“A lack of education for women is a disaster in the making for southern Sudan.”
Jok Madut Jok, born and raised in a village of 200 people in southern Sudan’s Warrab state, spoke powerfully about the importance of educating women in southern Sudan, a region still devastated by over two decades of civil war. This war between the Sudanese government in northern Sudan and a southern rebel group known as the SPLA, ended in 2005 with the signing of the Comprehensive Peace Agreement, or CPA. Today, both parties have not succeeded in implementing significant provisions of the complex agreement, which is becoming increasingly fragile as the country lurches toward national elections.
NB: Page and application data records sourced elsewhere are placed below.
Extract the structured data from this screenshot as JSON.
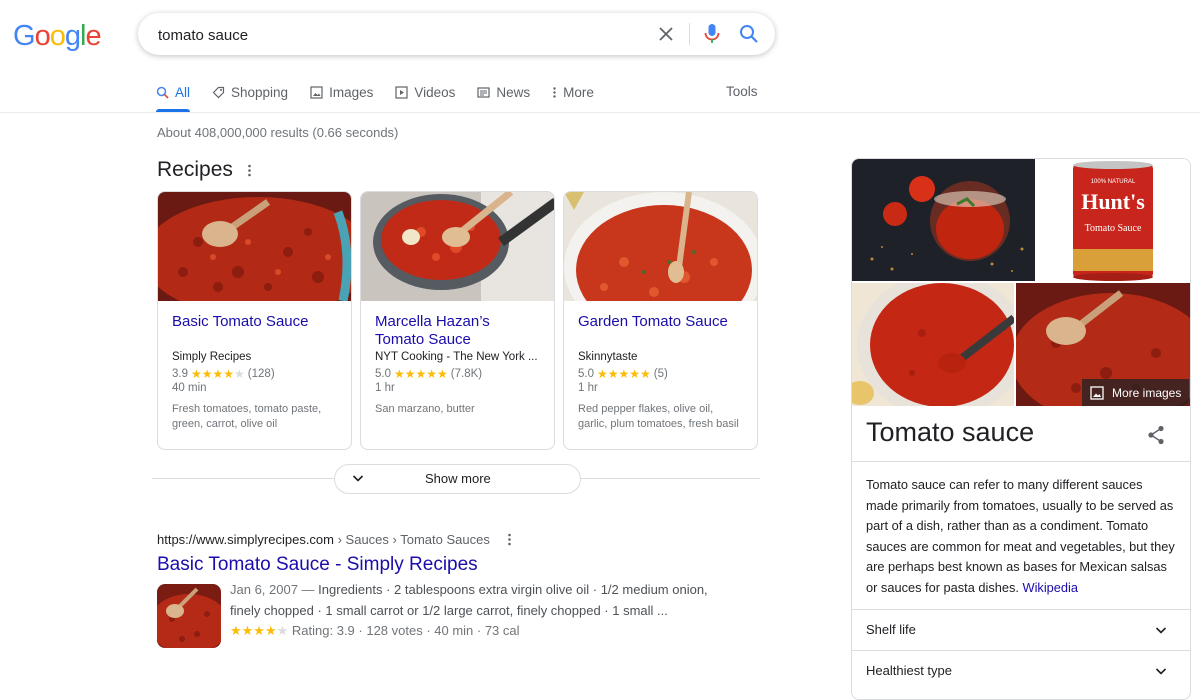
{
  "logo": {
    "letters": [
      "G",
      "o",
      "o",
      "g",
      "l",
      "e"
    ],
    "colors": [
      "#4285f4",
      "#ea4335",
      "#fbbc05",
      "#4285f4",
      "#34a853",
      "#ea4335"
    ]
  },
  "search": {
    "query": "tomato sauce"
  },
  "tabs": [
    {
      "label": "All",
      "icon": "search-icon",
      "active": true
    },
    {
      "label": "Shopping",
      "icon": "tag-icon"
    },
    {
      "label": "Images",
      "icon": "image-icon"
    },
    {
      "label": "Videos",
      "icon": "play-icon"
    },
    {
      "label": "News",
      "icon": "news-icon"
    },
    {
      "label": "More",
      "icon": "more-vert-icon"
    }
  ],
  "tools_label": "Tools",
  "results_stats": "About 408,000,000 results (0.66 seconds)",
  "recipes": {
    "title": "Recipes",
    "cards": [
      {
        "title": "Basic Tomato Sauce",
        "source": "Simply Recipes",
        "rating": "3.9",
        "stars": 4,
        "votes": "(128)",
        "time": "40 min",
        "ingredients": "Fresh tomatoes, tomato paste, green, carrot, olive oil"
      },
      {
        "title": "Marcella Hazan’s Tomato Sauce",
        "source": "NYT Cooking - The New York ...",
        "rating": "5.0",
        "stars": 5,
        "votes": "(7.8K)",
        "time": "1 hr",
        "ingredients": "San marzano, butter"
      },
      {
        "title": "Garden Tomato Sauce",
        "source": "Skinnytaste",
        "rating": "5.0",
        "stars": 5,
        "votes": "(5)",
        "time": "1 hr",
        "ingredients": "Red pepper flakes, olive oil, garlic, plum tomatoes, fresh basil"
      }
    ],
    "show_more": "Show more"
  },
  "result": {
    "url": "https://www.simplyrecipes.com",
    "breadcrumb": " › Sauces › Tomato Sauces",
    "title": "Basic Tomato Sauce - Simply Recipes",
    "date": "Jan 6, 2007 — ",
    "snippet": "Ingredients · 2 tablespoons extra virgin olive oil · 1/2 medium onion, finely chopped · 1 small carrot or 1/2 large carrot, finely chopped · 1 small ...",
    "rating_text": "Rating: 3.9 · 128 votes · 40 min · 73 cal",
    "stars": 4
  },
  "knowledge_panel": {
    "more_images": "More images",
    "title": "Tomato sauce",
    "description": "Tomato sauce can refer to many different sauces made primarily from tomatoes, usually to be served as part of a dish, rather than as a condiment. Tomato sauces are common for meat and vegetables, but they are perhaps best known as bases for Mexican salsas or sauces for pasta dishes. ",
    "wiki_link": "Wikipedia",
    "can_brand": "Hunt's",
    "can_top": "100% NATURAL",
    "can_product": "Tomato Sauce",
    "rows": [
      "Shelf life",
      "Healthiest type"
    ]
  },
  "colors": {
    "link": "#1a0dab",
    "accent": "#1a73e8",
    "star": "#fbbc04"
  }
}
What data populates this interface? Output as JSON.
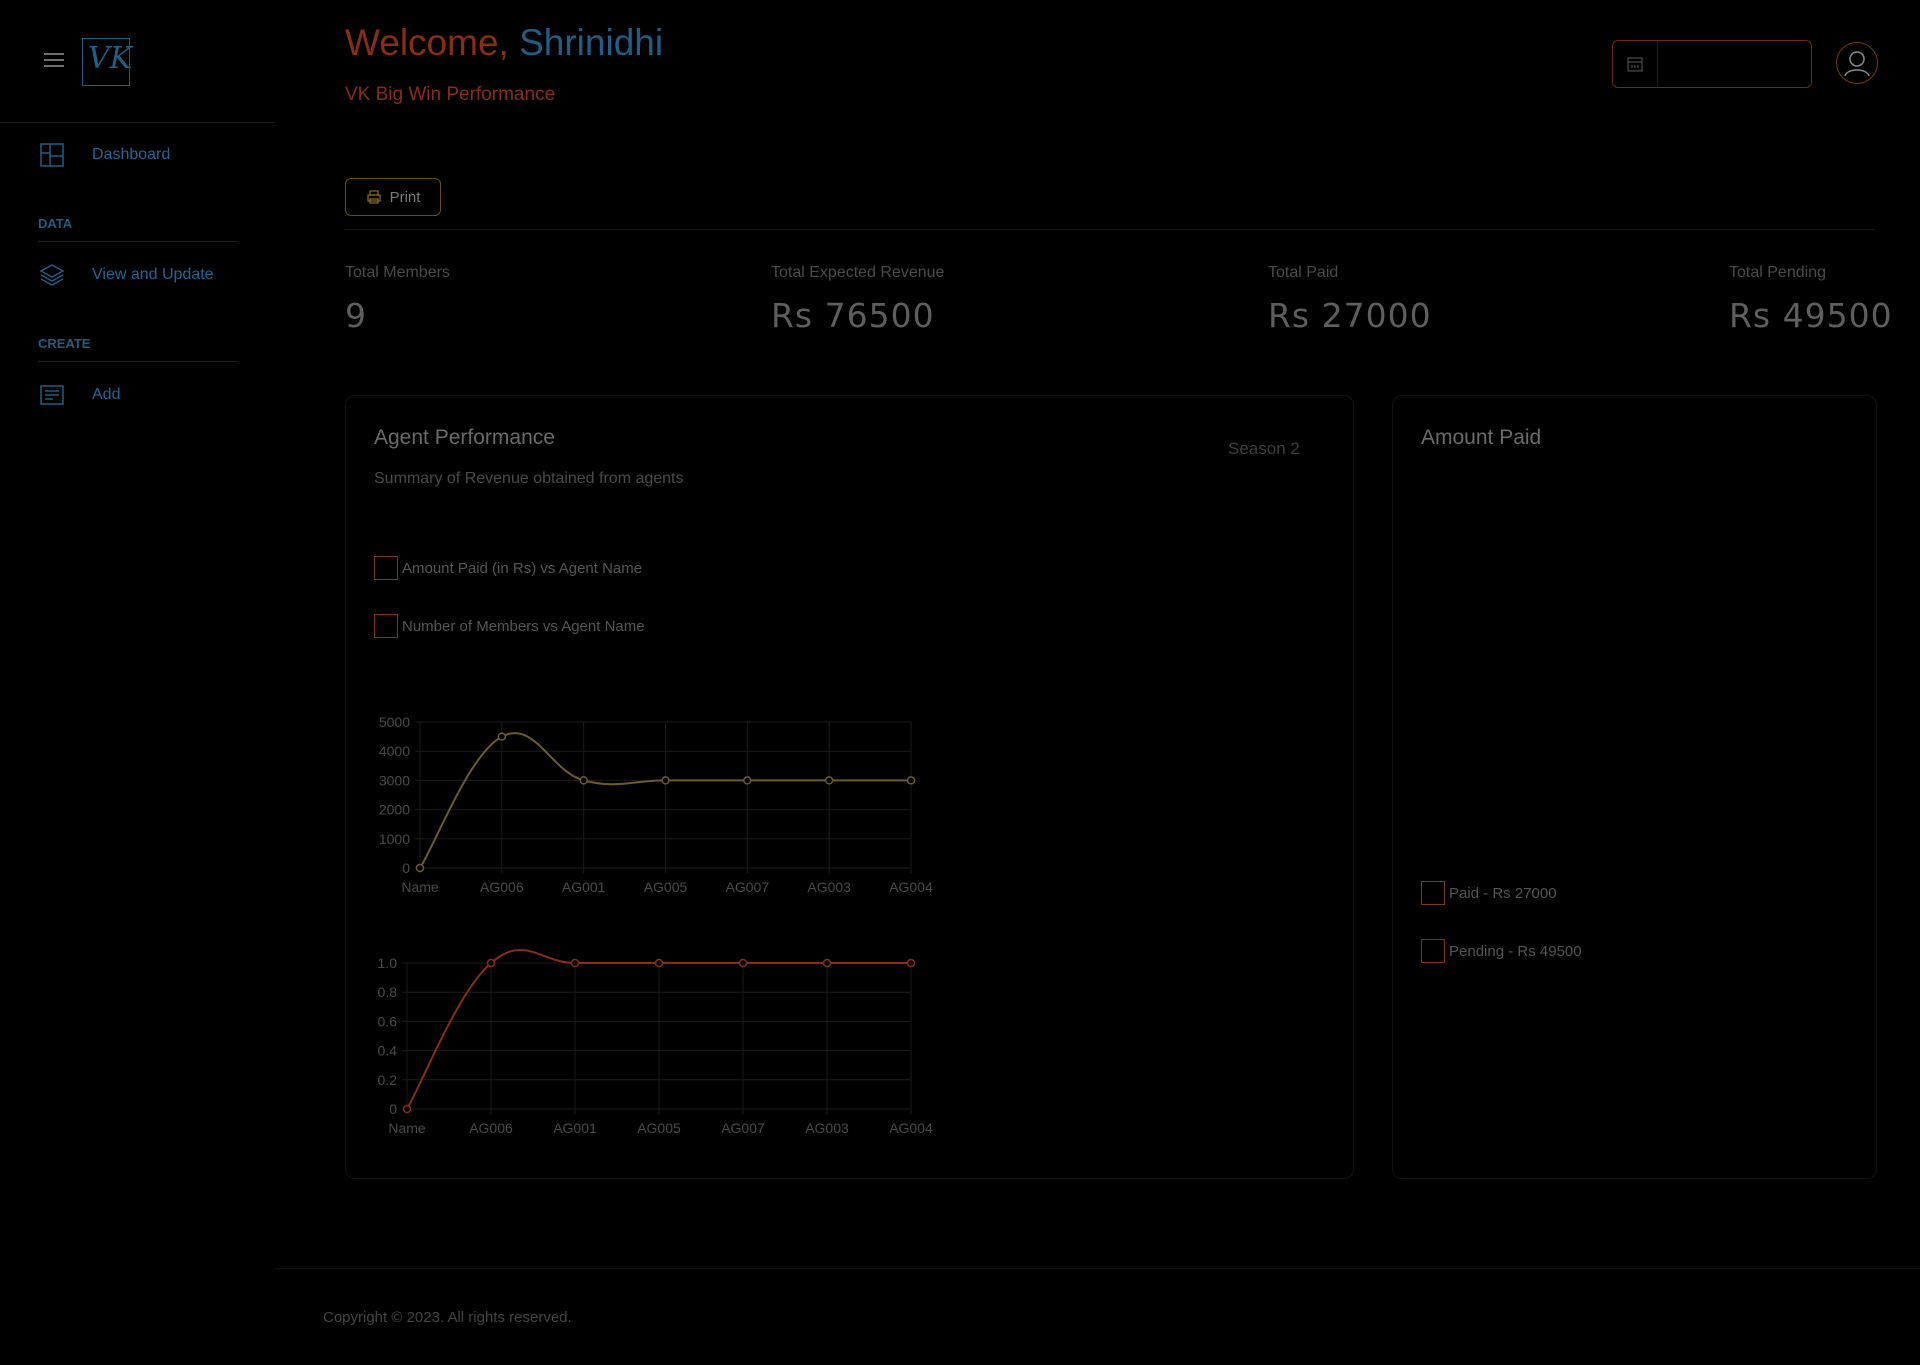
{
  "header": {
    "welcome_prefix": "Welcome,",
    "user_name": "Shrinidhi",
    "subtitle": "VK Big Win Performance",
    "date_value": ""
  },
  "sidebar": {
    "logo_text": "VK",
    "items": [
      {
        "label": "Dashboard",
        "icon": "dashboard-grid-icon"
      },
      {
        "section": "DATA"
      },
      {
        "label": "View and Update",
        "icon": "layers-icon"
      },
      {
        "section": "CREATE"
      },
      {
        "label": "Add",
        "icon": "form-icon"
      }
    ]
  },
  "toolbar": {
    "print_label": "Print"
  },
  "stats": [
    {
      "label": "Total Members",
      "value": "9"
    },
    {
      "label": "Total Expected Revenue",
      "value": "Rs 76500"
    },
    {
      "label": "Total Paid",
      "value": "Rs 27000"
    },
    {
      "label": "Total Pending",
      "value": "Rs 49500"
    }
  ],
  "agent_card": {
    "title": "Agent Performance",
    "subtitle": "Summary of Revenue obtained from agents",
    "season": "Season 2",
    "legend": [
      {
        "label": "Amount Paid (in Rs) vs Agent Name",
        "color": "#7a3a1a"
      },
      {
        "label": "Number of Members vs Agent Name",
        "color": "#8a2d12"
      }
    ]
  },
  "amount_card": {
    "title": "Amount Paid",
    "legend": [
      {
        "label": "Paid - Rs 27000",
        "color": "#7a3a1a"
      },
      {
        "label": "Pending - Rs 49500",
        "color": "#8a2d12"
      }
    ]
  },
  "chart_data": [
    {
      "type": "line",
      "categories": [
        "Name",
        "AG006",
        "AG001",
        "AG005",
        "AG007",
        "AG003",
        "AG004"
      ],
      "series": [
        {
          "values": [
            0,
            4500,
            3000,
            3000,
            3000,
            3000,
            3000
          ],
          "color": "#6f5a2a"
        }
      ],
      "yticks": [
        0,
        1000,
        2000,
        3000,
        4000,
        5000
      ],
      "ylim": [
        0,
        5000
      ],
      "grid": true
    },
    {
      "type": "line",
      "categories": [
        "Name",
        "AG006",
        "AG001",
        "AG005",
        "AG007",
        "AG003",
        "AG004"
      ],
      "series": [
        {
          "values": [
            0,
            1,
            1,
            1,
            1,
            1,
            1
          ],
          "color": "#8a2d12"
        }
      ],
      "yticks": [
        "0",
        "0.2",
        "0.4",
        "0.6",
        "0.8",
        "1.0"
      ],
      "ylim": [
        0,
        1
      ],
      "grid": true
    }
  ],
  "footer": {
    "copyright": "Copyright © 2023. All rights reserved."
  }
}
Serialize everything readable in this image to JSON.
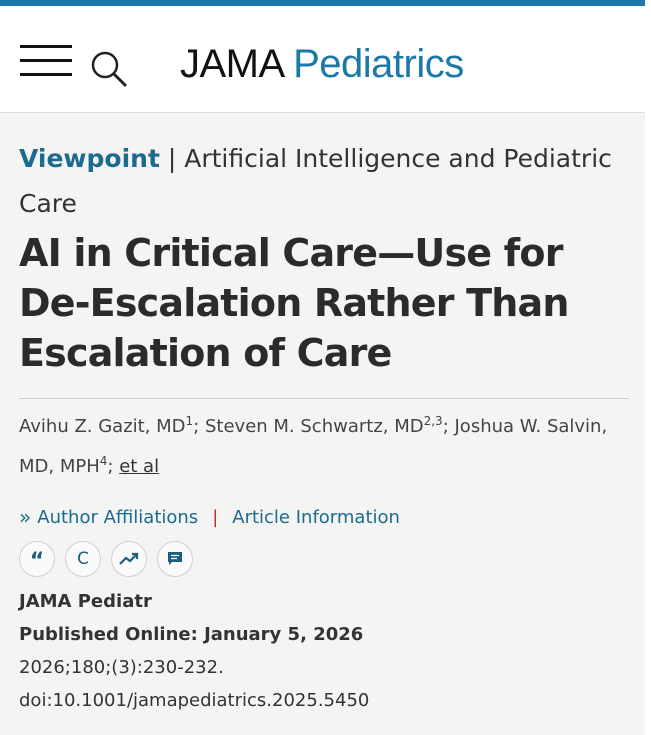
{
  "header": {
    "brand_primary": "JAMA",
    "brand_secondary": "Pediatrics",
    "brand_color": "#1b78a9",
    "menu_icon": "hamburger-menu-icon",
    "search_icon": "search-icon"
  },
  "article": {
    "category_label": "Viewpoint",
    "category_sep": " | ",
    "category_topic": "Artificial Intelligence and Pediatric Care",
    "title": "AI in Critical Care—Use for De-Escalation Rather Than Escalation of Care",
    "authors": [
      {
        "name": "Avihu Z. Gazit, MD",
        "aff": "1"
      },
      {
        "name": "Steven M. Schwartz, MD",
        "aff": "2,3"
      },
      {
        "name": "Joshua W. Salvin, MD, MPH",
        "aff": "4"
      }
    ],
    "author_sep": "; ",
    "et_al": "et al",
    "author_affiliations": "Author Affiliations",
    "article_information": "Article Information",
    "tool_cite": "“",
    "tool_crossref": "C",
    "tool_metrics": "metrics-icon",
    "tool_comment": "comment-icon",
    "journal": "JAMA Pediatr",
    "published_online": "Published Online: January 5, 2026",
    "citation": "2026;180;(3):230-232.",
    "doi": "doi:10.1001/jamapediatrics.2025.5450"
  }
}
The elections are to be held in 10 months as the last benchmark in the CPA before the 2011 referendum on whether or not southern Sudan will secede from the North and gain independence as a new state.
Speaking yesterday at the Rift Valley Institute course on Sudan in Rumbek, southern Sudan, Professor Jok was less concerned about the political status of southern Sudan and more focused on how the South’s people, extremely diverse ethnically yet somewhat united by shared experiences during the North-South conflict, must promote the role of women as they work to rebuild their war-torn society in the years ahead.
“Across the board, and before, during, and after the war, the majority of physical labor and work in our society has fallen on the women, and they have received little praise or honor for this,” Jok stressed. He stressed some of the intense and rapid changes occurring today throughout southern Sudan, from the effects of displacement to countries such as Ethiopia and Egypt during the war and the experience of returning home today, to the impact of urbanization on traditional practices such as cattle raising in his own village and other areas of southern Sudan where cattle-centered ways of life were the norm for centuries.
Jok explained that today, women must occupy a central place in these societal processes, and that southern Sudan will not succeed if its people and its leaders do not invest in women as future leaders. “It is a challenge to get communities to see women’s education as a benefit, but it is the only way forward for southern Sudan.”
Indeed, empowering women not only in southern Sudan, but in other countries gripped by conflict or slowly recovering from its effects, is one important way to ensure that these countries will have a “fresh start,” because an equitable and just society cannot be built or rebuilt without consideration of all of its citizens. The majority of the women of southern Sudan have waited long enough for their opportunity for political participation, educational and economic opportunities, and undoubtedly, for the respect they deserve as the backbone of their society. Now is the time for the men of this region—brothers, husbands, and sons—to work with their fellow citizens, female and male, and prioritize women’s empowerment and gender equality in order to strengthen and build their communities at the local and national level.
This is part of a series of posts on southern Sudan by Enough policy assistant Maggie Fick, who is currently conducting research for Enough in the region.
Photo: Professor Jok Maduk Jok. Enough/Maggie Fick